Yesterday, I had a nice conversation with Michael Ray, author of The Highest Goal. I did a 3 part blog post on The Highest Goal a few months back. You can read these posts here.
Anyway, I was asking Michael about creativity and breakthroughs and will be using his input in my More Space essay. You´ll here more about Michael´s thoughts and advice in future posts, but there´s something he said that I want to share today:
"Creativity is idiosyncratic – each person has their own way."??
We all have our own way of being creative and producing breakthroughs.
I think many aspects of business are idiosyncratic.
We have our own ways
of getting things done.
There are many perfectly fine ways of doing things. We need to be the masters of our own paths and journey.
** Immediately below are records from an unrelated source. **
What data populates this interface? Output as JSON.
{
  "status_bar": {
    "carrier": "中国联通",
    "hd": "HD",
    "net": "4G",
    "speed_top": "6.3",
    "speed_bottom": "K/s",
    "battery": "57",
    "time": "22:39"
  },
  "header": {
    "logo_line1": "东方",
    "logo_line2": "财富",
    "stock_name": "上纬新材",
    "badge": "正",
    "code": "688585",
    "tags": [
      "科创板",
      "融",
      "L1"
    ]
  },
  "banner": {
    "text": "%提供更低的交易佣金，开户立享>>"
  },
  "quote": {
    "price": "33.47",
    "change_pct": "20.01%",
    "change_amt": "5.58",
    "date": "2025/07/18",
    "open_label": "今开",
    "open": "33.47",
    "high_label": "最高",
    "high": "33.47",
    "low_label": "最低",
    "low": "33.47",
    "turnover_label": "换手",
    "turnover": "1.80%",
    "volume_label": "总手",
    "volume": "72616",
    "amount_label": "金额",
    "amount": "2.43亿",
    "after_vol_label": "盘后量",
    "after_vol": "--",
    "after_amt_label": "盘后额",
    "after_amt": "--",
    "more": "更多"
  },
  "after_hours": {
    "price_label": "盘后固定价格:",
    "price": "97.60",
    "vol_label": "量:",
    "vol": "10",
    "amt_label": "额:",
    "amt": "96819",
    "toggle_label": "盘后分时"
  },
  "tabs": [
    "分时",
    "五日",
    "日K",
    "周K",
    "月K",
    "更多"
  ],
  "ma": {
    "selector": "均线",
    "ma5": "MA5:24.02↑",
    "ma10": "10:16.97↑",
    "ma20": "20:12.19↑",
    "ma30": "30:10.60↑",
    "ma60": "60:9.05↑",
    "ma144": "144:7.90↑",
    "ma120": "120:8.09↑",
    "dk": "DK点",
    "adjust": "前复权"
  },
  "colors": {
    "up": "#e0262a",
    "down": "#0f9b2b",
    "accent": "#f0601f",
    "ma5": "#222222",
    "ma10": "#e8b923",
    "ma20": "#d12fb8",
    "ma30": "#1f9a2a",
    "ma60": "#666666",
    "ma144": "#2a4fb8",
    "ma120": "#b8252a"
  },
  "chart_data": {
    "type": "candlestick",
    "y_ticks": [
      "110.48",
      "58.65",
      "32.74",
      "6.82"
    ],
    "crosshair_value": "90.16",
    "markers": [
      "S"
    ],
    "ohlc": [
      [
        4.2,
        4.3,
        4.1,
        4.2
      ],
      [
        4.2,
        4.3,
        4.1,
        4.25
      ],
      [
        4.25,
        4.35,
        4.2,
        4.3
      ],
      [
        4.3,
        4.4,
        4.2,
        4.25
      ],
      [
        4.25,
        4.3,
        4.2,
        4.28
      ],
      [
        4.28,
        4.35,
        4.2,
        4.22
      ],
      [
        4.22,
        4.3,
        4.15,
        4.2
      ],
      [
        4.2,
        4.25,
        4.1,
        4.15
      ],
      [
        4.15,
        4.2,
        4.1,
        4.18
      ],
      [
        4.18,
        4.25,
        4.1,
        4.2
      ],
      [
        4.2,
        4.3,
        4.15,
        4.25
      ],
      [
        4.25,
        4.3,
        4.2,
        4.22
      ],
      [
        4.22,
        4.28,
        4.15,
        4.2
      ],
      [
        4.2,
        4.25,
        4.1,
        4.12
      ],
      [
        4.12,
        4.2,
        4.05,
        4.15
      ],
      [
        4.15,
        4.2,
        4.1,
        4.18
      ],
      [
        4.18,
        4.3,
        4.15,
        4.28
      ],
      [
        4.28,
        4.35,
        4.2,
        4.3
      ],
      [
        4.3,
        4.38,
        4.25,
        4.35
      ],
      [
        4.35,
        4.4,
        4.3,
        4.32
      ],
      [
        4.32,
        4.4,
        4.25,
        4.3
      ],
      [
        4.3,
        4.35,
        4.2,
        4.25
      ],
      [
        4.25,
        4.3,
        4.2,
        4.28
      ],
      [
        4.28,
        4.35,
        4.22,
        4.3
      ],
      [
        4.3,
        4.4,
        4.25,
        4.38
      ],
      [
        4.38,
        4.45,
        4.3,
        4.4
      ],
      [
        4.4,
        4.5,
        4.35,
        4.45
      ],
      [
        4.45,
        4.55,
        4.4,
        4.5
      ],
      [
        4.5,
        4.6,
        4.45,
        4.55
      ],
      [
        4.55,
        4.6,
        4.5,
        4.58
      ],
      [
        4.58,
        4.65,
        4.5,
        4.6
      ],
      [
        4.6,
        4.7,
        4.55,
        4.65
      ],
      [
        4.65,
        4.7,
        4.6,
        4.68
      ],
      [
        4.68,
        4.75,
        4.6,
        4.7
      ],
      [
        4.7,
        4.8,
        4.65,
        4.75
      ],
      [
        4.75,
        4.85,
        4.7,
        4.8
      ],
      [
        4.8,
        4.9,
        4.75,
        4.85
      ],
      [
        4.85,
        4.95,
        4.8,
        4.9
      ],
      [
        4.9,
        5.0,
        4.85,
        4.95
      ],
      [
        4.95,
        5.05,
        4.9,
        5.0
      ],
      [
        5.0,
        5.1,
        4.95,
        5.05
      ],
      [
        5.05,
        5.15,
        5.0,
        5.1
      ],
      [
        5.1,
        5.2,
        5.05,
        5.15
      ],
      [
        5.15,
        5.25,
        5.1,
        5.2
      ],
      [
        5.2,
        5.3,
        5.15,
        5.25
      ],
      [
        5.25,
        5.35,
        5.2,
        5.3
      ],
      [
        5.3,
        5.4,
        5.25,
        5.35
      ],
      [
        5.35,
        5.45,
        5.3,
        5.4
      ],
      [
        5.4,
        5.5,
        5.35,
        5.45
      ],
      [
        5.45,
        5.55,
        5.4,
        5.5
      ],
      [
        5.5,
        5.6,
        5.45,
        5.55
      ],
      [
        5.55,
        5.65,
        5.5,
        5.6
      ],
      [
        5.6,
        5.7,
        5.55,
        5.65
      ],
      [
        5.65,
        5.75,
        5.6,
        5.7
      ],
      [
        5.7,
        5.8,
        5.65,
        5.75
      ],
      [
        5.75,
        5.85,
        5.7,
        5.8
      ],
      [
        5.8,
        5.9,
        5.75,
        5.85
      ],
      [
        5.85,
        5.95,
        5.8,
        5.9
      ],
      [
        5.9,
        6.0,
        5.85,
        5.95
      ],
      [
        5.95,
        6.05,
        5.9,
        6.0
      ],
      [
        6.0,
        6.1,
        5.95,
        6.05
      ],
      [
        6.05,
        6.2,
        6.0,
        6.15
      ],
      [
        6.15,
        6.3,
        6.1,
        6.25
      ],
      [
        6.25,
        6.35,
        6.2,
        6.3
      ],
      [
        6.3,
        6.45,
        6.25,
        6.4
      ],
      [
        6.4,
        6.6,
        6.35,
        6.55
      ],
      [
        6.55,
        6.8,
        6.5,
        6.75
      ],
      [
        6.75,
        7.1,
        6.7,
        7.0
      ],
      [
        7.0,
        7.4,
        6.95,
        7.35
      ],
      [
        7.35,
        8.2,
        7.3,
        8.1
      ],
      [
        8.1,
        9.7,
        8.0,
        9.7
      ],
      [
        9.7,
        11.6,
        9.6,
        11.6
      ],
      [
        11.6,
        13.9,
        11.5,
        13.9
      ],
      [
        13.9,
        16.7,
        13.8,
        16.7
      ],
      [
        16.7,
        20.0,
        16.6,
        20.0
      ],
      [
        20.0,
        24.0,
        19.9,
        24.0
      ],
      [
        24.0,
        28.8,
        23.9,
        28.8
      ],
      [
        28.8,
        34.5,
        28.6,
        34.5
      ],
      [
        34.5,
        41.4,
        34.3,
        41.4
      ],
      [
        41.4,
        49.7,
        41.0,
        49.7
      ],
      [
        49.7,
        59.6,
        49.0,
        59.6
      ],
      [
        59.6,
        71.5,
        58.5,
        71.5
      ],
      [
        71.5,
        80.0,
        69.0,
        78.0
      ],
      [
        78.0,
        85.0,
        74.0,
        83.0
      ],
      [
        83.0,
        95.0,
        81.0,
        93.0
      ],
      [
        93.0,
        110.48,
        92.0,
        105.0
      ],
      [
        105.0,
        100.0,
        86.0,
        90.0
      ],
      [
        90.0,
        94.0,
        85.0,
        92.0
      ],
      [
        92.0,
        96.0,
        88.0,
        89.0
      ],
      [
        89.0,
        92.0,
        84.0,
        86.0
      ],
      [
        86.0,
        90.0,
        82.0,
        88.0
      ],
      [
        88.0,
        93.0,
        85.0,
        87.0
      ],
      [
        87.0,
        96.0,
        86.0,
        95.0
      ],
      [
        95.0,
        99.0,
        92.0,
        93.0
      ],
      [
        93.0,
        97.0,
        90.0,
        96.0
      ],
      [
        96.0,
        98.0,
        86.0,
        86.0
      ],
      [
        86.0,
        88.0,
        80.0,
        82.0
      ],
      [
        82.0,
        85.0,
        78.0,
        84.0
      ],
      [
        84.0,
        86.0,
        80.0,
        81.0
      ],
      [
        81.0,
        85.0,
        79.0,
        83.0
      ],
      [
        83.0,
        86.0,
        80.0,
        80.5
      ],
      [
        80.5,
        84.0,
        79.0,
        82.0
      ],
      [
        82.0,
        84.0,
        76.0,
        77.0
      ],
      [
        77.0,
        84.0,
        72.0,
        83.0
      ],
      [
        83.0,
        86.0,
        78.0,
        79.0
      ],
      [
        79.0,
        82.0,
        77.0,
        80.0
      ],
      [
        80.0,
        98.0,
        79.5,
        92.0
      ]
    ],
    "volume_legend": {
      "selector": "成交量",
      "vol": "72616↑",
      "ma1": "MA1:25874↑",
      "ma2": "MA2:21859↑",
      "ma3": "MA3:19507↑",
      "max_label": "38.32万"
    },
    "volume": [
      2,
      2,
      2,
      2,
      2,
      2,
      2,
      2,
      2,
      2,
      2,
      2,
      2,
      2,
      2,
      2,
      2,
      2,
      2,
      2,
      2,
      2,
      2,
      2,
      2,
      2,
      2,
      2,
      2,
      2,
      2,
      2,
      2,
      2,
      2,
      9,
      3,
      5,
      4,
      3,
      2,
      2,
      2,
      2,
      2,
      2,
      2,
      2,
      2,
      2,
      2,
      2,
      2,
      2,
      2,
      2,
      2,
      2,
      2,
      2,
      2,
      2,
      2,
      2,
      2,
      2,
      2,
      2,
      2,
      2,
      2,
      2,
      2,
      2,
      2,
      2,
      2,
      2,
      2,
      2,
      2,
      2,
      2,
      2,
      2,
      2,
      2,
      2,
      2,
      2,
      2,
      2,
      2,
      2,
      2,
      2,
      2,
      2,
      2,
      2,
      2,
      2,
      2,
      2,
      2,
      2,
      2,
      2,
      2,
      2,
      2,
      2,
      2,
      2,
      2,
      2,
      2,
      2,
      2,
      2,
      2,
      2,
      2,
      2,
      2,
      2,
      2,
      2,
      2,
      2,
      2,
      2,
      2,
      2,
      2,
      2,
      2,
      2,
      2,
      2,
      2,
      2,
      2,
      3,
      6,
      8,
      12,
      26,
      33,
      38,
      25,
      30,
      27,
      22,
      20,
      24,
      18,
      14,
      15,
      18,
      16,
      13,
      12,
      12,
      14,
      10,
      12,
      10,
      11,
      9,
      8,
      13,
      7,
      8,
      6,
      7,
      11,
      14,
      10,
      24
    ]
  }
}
Yeah, there are some wrong ways too, but I don´t think we tolerate constructive idiosyncrasies enough in business.
I used to be more interested how people did things. Now I am more interested in why they do things and the results.
I can think of managers who were charming and gregarious who employees hated working for.
I can think of managers who had the personality of a rock who employees loved working for.
I can think of managers who were analytical and methodical who lost control of their results.
I can think of managers who couldn´t count past ten who never lost control of their business.
I can think of managers who were Joe Fridays (by the book) and very successful.
I can think of managers who were Joe Fridays and unsuccessful.
I can think of managers who spent their entire day in meetings and still got everything done.
I can think of managers who didn´t attend meetings and could not get their work done.
I could go on and on but I will spare you.
So what´s the point? Actually, I have 6 points.
1. As we grow as leaders and help coach others, we need to be true to ourselves.
2. Our intent and our ability to communicate that intent and then act consistent with our intent is critical. We often inadvertently bungle both parts of this point.
3. We need to have our head in the game or get out. What´s the game? Producing results. Developing people. Making a difference. Growing the business. De-hassling the organization. Regardless of our individual tendencies, if we "check out"?? we are useless as leaders and managers.
4. We are most powerful and effective when we are fully engaged. A fully engaged introvert analytical geek is WAY more enjoyable to work with than is a burned-out/entitled social and gregarious person. It´s not about style, it´s about engagement. Are you actively in the game?
5. Success is being the best expression of who we are and making a positive contribution. Whatever our style and idiosyncrasies, we are successful when we are true, aligned, consistent with our values and goals.
6. Anyone can be a powerful leader.
So what does this mean for management and leadership development? What skills and capabilities should we be building?
While learning a new filing system might be beneficial, I think these pragmatic HOW-TO sessions should occur AFTER we help managers and leaders get good at points 1-6 above.
Corporate training should start with the stuff that helps us be our own kind of leader. Most corporate training programs have this backward and many never get to anything dealing with points 1-6.
Can all the stuff imbedded in points 1-6 be taught? You betcha it can.
The person wants the development
And is genuinely interested in making a difference as a manager and leader.
Here´s the cool thing. The development associated with points 1-6 is pretty easy to deliver and less expensive than many of the programs corporations now pay for.
How are you spending your management and leadership training dollars? What courses are listed on your development plan?
Fine print: I am not suggesting that truly bad personality traits, like enjoying hurting others, should be nurtured. Most of us have good intent and want to make a positive difference. Within this well meaning majority, I think there is a lot of room for individual styles and practices.